Word for word, copy each record that comes after this.

START INFORMATION PROVIDED

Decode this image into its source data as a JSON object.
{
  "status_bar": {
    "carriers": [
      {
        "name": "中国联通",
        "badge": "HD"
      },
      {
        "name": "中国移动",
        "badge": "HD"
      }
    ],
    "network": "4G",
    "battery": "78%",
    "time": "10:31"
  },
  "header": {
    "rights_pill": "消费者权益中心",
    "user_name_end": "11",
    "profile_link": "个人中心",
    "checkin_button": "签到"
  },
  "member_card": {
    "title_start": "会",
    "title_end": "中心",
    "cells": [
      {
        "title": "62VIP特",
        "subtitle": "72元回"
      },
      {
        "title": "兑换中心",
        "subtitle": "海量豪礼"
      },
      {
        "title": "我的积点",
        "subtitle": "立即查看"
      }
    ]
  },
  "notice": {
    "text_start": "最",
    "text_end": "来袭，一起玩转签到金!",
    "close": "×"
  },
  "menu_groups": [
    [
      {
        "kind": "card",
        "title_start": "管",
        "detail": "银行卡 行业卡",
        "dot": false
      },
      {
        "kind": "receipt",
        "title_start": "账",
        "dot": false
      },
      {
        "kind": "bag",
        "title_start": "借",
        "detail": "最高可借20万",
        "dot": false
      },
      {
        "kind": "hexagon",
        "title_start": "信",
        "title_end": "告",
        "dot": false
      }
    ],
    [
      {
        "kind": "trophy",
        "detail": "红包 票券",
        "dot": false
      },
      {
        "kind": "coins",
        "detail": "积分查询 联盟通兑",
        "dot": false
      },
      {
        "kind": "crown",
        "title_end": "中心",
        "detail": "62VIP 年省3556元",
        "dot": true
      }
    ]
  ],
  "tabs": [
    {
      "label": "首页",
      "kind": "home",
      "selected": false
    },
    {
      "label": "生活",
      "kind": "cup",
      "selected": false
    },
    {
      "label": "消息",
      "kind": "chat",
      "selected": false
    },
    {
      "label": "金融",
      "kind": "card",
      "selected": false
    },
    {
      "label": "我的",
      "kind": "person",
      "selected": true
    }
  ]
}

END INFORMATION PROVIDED

> **YOUR RESPONSE**:
Decode this image into its source data as a JSON object.
{
  "status_bar": {
    "carriers": [
      {
        "name": "中国联通",
        "badge": "HD"
      },
      {
        "name": "中国移动",
        "badge": "HD"
      }
    ],
    "network": "4G",
    "battery": "78%",
    "time": "10:31"
  },
  "header": {
    "rights_pill": "消费者权益中心",
    "user_name_end": "11",
    "profile_link": "个人中心",
    "checkin_button": "签到"
  },
  "member_card": {
    "title_start": "会",
    "title_end": "中心",
    "cells": [
      {
        "title": "62VIP特",
        "subtitle": "72元回"
      },
      {
        "title": "兑换中心",
        "subtitle": "海量豪礼"
      },
      {
        "title": "我的积点",
        "subtitle": "立即查看"
      }
    ]
  },
  "notice": {
    "text_start": "最",
    "text_end": "来袭，一起玩转签到金!",
    "close": "×"
  },
  "menu_groups": [
    [
      {
        "kind": "card",
        "title_start": "管",
        "detail": "银行卡 行业卡",
        "dot": false
      },
      {
        "kind": "receipt",
        "title_start": "账",
        "dot": false
      },
      {
        "kind": "bag",
        "title_start": "借",
        "detail": "最高可借20万",
        "dot": false
      },
      {
        "kind": "hexagon",
        "title_start": "信",
        "title_end": "告",
        "dot": false
      }
    ],
    [
      {
        "kind": "trophy",
        "detail": "红包 票券",
        "dot": false
      },
      {
        "kind": "coins",
        "detail": "积分查询 联盟通兑",
        "dot": false
      },
      {
        "kind": "crown",
        "title_end": "中心",
        "detail": "62VIP 年省3556元",
        "dot": true
      }
    ]
  ],
  "tabs": [
    {
      "label": "首页",
      "kind": "home",
      "selected": false
    },
    {
      "label": "生活",
      "kind": "cup",
      "selected": false
    },
    {
      "label": "消息",
      "kind": "chat",
      "selected": false
    },
    {
      "label": "金融",
      "kind": "card",
      "selected": false
    },
    {
      "label": "我的",
      "kind": "person",
      "selected": true
    }
  ]
}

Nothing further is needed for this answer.